> WORK REQUIRED
Nothing may be changed. Give the entries below again exactly.

************

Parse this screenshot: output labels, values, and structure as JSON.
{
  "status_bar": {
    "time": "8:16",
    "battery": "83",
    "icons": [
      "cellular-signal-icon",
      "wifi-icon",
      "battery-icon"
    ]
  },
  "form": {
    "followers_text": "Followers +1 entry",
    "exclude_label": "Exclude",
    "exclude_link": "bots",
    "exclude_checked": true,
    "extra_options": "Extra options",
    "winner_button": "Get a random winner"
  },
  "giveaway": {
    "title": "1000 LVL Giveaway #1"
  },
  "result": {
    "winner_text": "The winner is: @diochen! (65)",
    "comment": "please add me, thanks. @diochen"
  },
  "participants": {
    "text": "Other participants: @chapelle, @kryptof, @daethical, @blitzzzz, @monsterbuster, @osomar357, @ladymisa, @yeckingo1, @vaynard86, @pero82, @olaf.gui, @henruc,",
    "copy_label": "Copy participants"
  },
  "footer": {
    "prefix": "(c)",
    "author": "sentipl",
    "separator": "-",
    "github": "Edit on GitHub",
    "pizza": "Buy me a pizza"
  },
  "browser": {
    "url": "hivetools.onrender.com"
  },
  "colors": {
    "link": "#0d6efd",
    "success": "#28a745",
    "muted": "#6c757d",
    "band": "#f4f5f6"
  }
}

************

> RESULT OF THE EXERCISE
Parse this screenshot: output labels, values, and structure as JSON.
{
  "status_bar": {
    "time": "8:16",
    "battery": "83",
    "icons": [
      "cellular-signal-icon",
      "wifi-icon",
      "battery-icon"
    ]
  },
  "form": {
    "followers_text": "Followers +1 entry",
    "exclude_label": "Exclude",
    "exclude_link": "bots",
    "exclude_checked": true,
    "extra_options": "Extra options",
    "winner_button": "Get a random winner"
  },
  "giveaway": {
    "title": "1000 LVL Giveaway #1"
  },
  "result": {
    "winner_text": "The winner is: @diochen! (65)",
    "comment": "please add me, thanks. @diochen"
  },
  "participants": {
    "text": "Other participants: @chapelle, @kryptof, @daethical, @blitzzzz, @monsterbuster, @osomar357, @ladymisa, @yeckingo1, @vaynard86, @pero82, @olaf.gui, @henruc,",
    "copy_label": "Copy participants"
  },
  "footer": {
    "prefix": "(c)",
    "author": "sentipl",
    "separator": "-",
    "github": "Edit on GitHub",
    "pizza": "Buy me a pizza"
  },
  "browser": {
    "url": "hivetools.onrender.com"
  },
  "colors": {
    "link": "#0d6efd",
    "success": "#28a745",
    "muted": "#6c757d",
    "band": "#f4f5f6"
  }
}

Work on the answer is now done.